[Data extracted from a collection]
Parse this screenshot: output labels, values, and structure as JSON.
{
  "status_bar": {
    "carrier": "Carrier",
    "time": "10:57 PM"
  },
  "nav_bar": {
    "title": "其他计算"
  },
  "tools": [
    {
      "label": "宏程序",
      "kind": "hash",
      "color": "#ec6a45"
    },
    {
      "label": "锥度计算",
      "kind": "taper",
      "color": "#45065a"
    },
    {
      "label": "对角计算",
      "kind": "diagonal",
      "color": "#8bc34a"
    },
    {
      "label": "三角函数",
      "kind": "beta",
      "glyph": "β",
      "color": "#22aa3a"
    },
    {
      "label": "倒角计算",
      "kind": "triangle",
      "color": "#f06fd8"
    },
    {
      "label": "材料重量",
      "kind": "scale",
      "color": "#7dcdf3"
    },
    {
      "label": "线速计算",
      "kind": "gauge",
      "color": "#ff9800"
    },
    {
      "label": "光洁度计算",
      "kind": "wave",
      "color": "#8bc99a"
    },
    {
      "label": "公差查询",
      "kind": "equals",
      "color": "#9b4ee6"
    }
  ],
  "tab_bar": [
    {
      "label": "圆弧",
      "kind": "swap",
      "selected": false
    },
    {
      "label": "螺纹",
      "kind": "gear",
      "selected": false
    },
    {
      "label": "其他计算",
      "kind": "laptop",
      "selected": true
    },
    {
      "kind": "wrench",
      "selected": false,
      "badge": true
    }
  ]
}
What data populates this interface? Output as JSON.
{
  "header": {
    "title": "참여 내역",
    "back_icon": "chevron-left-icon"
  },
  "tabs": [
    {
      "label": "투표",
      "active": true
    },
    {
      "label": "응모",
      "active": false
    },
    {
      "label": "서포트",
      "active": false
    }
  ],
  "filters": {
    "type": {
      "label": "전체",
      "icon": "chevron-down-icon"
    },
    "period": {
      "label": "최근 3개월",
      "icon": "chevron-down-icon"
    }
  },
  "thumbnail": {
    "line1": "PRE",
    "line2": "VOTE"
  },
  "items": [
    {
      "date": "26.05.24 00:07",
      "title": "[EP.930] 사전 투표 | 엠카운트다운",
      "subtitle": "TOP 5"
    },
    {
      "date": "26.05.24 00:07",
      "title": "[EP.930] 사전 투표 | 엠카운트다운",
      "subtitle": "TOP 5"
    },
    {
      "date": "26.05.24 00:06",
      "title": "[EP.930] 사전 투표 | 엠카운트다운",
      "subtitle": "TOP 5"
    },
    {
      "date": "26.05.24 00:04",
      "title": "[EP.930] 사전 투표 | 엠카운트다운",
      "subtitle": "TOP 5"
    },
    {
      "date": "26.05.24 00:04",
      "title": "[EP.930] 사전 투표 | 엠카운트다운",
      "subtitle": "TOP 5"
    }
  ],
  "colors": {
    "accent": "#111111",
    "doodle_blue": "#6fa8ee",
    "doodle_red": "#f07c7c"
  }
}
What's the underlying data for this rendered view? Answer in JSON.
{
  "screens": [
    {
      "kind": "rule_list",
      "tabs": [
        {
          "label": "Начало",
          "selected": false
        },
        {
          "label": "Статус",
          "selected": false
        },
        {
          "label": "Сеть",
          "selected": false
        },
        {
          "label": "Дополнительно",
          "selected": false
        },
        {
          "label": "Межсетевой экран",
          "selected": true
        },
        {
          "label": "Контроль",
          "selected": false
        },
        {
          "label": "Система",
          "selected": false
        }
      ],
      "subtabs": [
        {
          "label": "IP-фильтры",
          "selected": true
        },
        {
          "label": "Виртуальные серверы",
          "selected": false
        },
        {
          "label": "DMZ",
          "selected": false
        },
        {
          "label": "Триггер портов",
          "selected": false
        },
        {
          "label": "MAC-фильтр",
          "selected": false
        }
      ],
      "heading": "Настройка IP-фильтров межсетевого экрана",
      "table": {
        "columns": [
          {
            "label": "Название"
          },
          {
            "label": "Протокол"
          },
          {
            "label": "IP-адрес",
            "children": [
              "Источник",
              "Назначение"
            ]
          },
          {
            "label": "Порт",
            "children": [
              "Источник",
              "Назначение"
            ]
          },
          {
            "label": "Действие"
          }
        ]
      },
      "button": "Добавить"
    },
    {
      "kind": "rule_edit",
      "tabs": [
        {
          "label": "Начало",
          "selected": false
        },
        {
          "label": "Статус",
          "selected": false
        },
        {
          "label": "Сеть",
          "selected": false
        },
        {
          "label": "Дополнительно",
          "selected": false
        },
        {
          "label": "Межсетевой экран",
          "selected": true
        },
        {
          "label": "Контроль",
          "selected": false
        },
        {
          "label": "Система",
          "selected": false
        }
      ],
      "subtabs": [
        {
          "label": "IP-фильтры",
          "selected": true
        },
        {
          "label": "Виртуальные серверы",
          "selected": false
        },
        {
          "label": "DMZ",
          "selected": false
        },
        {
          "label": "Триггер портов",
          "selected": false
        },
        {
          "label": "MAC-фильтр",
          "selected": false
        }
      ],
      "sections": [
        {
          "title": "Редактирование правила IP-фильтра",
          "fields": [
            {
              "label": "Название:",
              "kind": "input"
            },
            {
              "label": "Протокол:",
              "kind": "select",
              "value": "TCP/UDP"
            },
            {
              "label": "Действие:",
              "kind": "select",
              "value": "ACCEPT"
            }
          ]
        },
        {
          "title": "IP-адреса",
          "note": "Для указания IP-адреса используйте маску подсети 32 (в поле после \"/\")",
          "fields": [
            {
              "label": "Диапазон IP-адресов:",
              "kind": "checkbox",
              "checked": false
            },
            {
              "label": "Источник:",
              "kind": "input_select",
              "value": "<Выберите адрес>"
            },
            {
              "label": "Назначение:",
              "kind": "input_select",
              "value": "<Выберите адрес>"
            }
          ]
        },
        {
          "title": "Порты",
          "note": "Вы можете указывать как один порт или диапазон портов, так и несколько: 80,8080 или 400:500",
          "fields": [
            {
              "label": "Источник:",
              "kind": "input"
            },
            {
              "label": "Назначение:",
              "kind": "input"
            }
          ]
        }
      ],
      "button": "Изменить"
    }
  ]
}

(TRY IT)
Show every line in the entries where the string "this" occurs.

(EXERCISE RESPONSE)
Parse this screenshot: output labels, values, and structure as JSON.
What data populates this interface? Output as JSON.
What's the underlying data for this rendered view? Answer in JSON.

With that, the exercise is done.